PROBLEM DETAILS:
Below are records to retype exactly, except for the pictures.

[Source records]
▼▼▼
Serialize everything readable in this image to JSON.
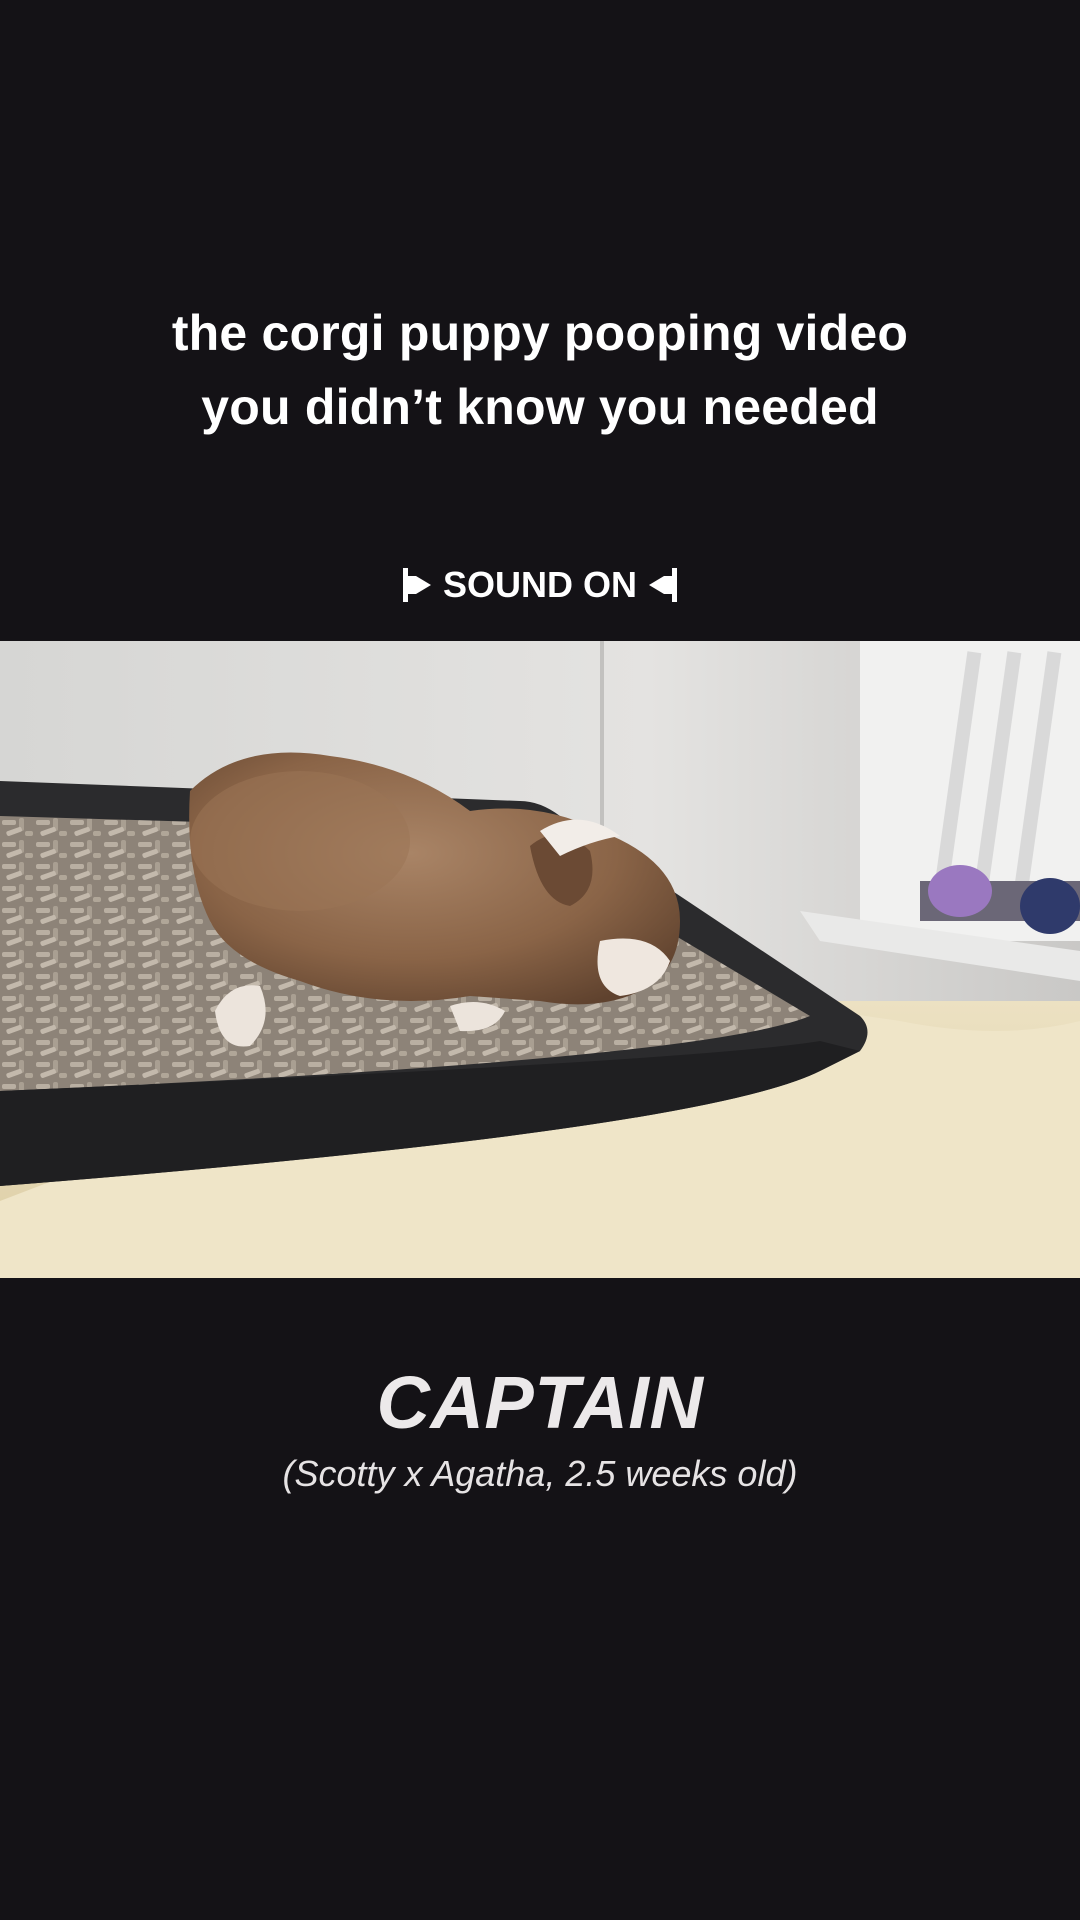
{
  "headline": {
    "line1": "the corgi puppy pooping video",
    "line2": "you didn’t know you needed"
  },
  "sound_banner": {
    "label": "SOUND ON",
    "left_icon": "speaker-icon",
    "right_icon": "speaker-icon"
  },
  "photo": {
    "subject": "corgi-puppy-in-litter-tray"
  },
  "caption": {
    "name": "CAPTAIN",
    "details": "(Scotty x Agatha, 2.5 weeks old)"
  },
  "colors": {
    "background": "#141216",
    "text": "#ffffff"
  }
}
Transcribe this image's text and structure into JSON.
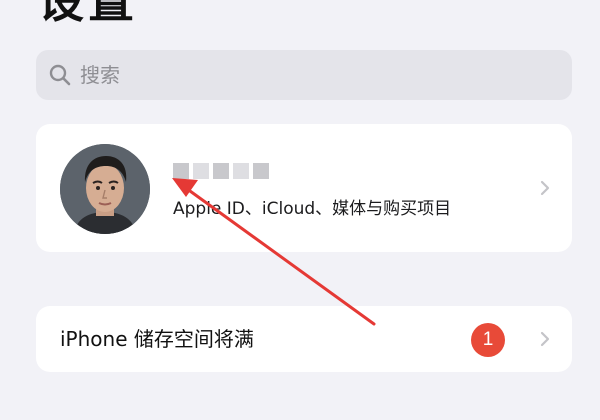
{
  "page": {
    "title": "设置"
  },
  "search": {
    "placeholder": "搜索",
    "icon": "search-icon"
  },
  "profile": {
    "name": "",
    "name_obscured": true,
    "subtitle": "Apple ID、iCloud、媒体与购买项目",
    "icon": "chevron-right-icon"
  },
  "storage": {
    "label": "iPhone 储存空间将满",
    "badge": "1",
    "badge_color": "#e84a38",
    "icon": "chevron-right-icon"
  },
  "annotation": {
    "color": "#e53935"
  }
}
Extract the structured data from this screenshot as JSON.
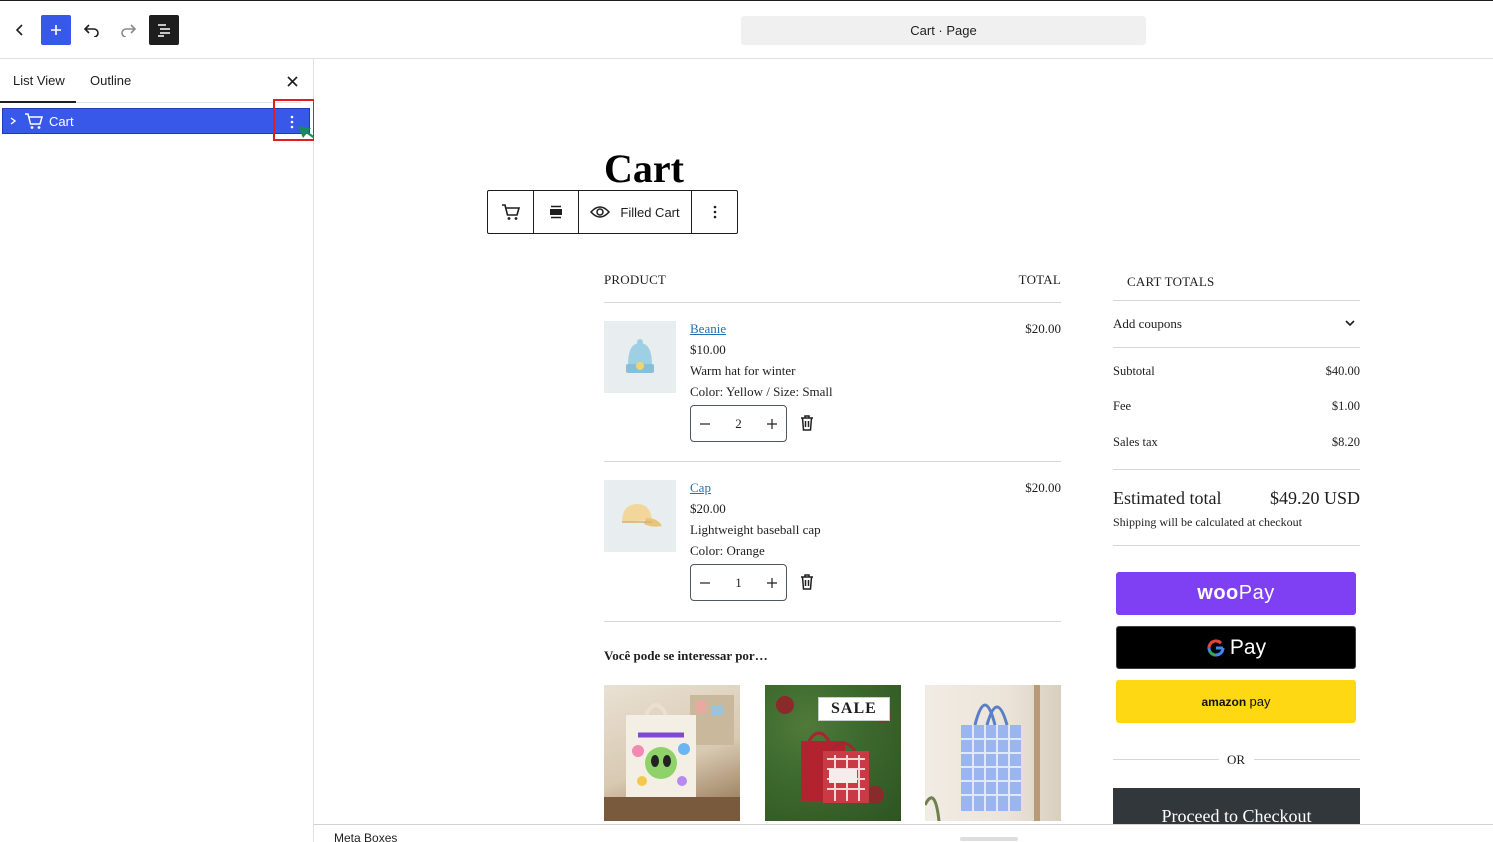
{
  "topbar": {
    "document_title": "Cart · Page"
  },
  "sidebar": {
    "tabs": [
      {
        "label": "List View"
      },
      {
        "label": "Outline"
      }
    ],
    "list_view": {
      "items": [
        {
          "label": "Cart"
        }
      ]
    }
  },
  "canvas": {
    "page_title": "Cart",
    "block_toolbar": {
      "view_label": "Filled Cart"
    },
    "cart": {
      "headers": {
        "product": "PRODUCT",
        "total": "TOTAL"
      },
      "items": [
        {
          "name": "Beanie",
          "price": "$10.00",
          "description": "Warm hat for winter",
          "variation": "Color: Yellow / Size: Small",
          "quantity": "2",
          "line_total": "$20.00"
        },
        {
          "name": "Cap",
          "price": "$20.00",
          "description": "Lightweight baseball cap",
          "variation": "Color: Orange",
          "quantity": "1",
          "line_total": "$20.00"
        }
      ]
    },
    "cross_sells": {
      "title": "Você pode se interessar por…",
      "sale_badge": "SALE"
    },
    "totals": {
      "heading": "CART TOTALS",
      "coupons_label": "Add coupons",
      "rows": [
        {
          "label": "Subtotal",
          "value": "$40.00"
        },
        {
          "label": "Fee",
          "value": "$1.00"
        },
        {
          "label": "Sales tax",
          "value": "$8.20"
        }
      ],
      "estimated_label": "Estimated total",
      "estimated_value": "$49.20 USD",
      "shipping_note": "Shipping will be calculated at checkout",
      "woopay_brand": "woo",
      "woopay_pay": "Pay",
      "gpay_label": "Pay",
      "amazon_brand": "amazon",
      "amazon_pay": "pay",
      "or_label": "OR",
      "checkout_label": "Proceed to Checkout"
    }
  },
  "metabar": {
    "label": "Meta Boxes"
  },
  "colors": {
    "accent": "#3858e9",
    "woopay": "#7f3ff2",
    "amazon": "#ffd814",
    "checkout": "#32373c",
    "highlight": "#e31b23",
    "arrow": "#1a8a5a"
  }
}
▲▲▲
RESPONSE TO THIS EXERCISE:
Serialize everything readable in this image to JSON.
{
  "headline": {
    "line1": "the corgi puppy pooping video",
    "line2": "you didn’t know you needed"
  },
  "sound_banner": {
    "label": "SOUND ON",
    "left_icon": "speaker-icon",
    "right_icon": "speaker-icon"
  },
  "photo": {
    "subject": "corgi-puppy-in-litter-tray"
  },
  "caption": {
    "name": "CAPTAIN",
    "details": "(Scotty x Agatha, 2.5 weeks old)"
  },
  "colors": {
    "background": "#141216",
    "text": "#ffffff"
  }
}
Transcribe this image's text and structure into JSON.
{
  "page": {
    "title": "设置"
  },
  "search": {
    "placeholder": "搜索",
    "icon": "search-icon"
  },
  "profile": {
    "name": "",
    "name_obscured": true,
    "subtitle": "Apple ID、iCloud、媒体与购买项目",
    "icon": "chevron-right-icon"
  },
  "storage": {
    "label": "iPhone 储存空间将满",
    "badge": "1",
    "badge_color": "#e84a38",
    "icon": "chevron-right-icon"
  },
  "annotation": {
    "color": "#e53935"
  }
}
Extract the structured data from this screenshot as JSON.
{
  "topbar": {
    "document_title": "Cart · Page"
  },
  "sidebar": {
    "tabs": [
      {
        "label": "List View"
      },
      {
        "label": "Outline"
      }
    ],
    "list_view": {
      "items": [
        {
          "label": "Cart"
        }
      ]
    }
  },
  "canvas": {
    "page_title": "Cart",
    "block_toolbar": {
      "view_label": "Filled Cart"
    },
    "cart": {
      "headers": {
        "product": "PRODUCT",
        "total": "TOTAL"
      },
      "items": [
        {
          "name": "Beanie",
          "price": "$10.00",
          "description": "Warm hat for winter",
          "variation": "Color: Yellow / Size: Small",
          "quantity": "2",
          "line_total": "$20.00"
        },
        {
          "name": "Cap",
          "price": "$20.00",
          "description": "Lightweight baseball cap",
          "variation": "Color: Orange",
          "quantity": "1",
          "line_total": "$20.00"
        }
      ]
    },
    "cross_sells": {
      "title": "Você pode se interessar por…",
      "sale_badge": "SALE"
    },
    "totals": {
      "heading": "CART TOTALS",
      "coupons_label": "Add coupons",
      "rows": [
        {
          "label": "Subtotal",
          "value": "$40.00"
        },
        {
          "label": "Fee",
          "value": "$1.00"
        },
        {
          "label": "Sales tax",
          "value": "$8.20"
        }
      ],
      "estimated_label": "Estimated total",
      "estimated_value": "$49.20 USD",
      "shipping_note": "Shipping will be calculated at checkout",
      "woopay_brand": "woo",
      "woopay_pay": "Pay",
      "gpay_label": "Pay",
      "amazon_brand": "amazon",
      "amazon_pay": "pay",
      "or_label": "OR",
      "checkout_label": "Proceed to Checkout"
    }
  },
  "metabar": {
    "label": "Meta Boxes"
  },
  "colors": {
    "accent": "#3858e9",
    "woopay": "#7f3ff2",
    "amazon": "#ffd814",
    "checkout": "#32373c",
    "highlight": "#e31b23",
    "arrow": "#1a8a5a"
  }
}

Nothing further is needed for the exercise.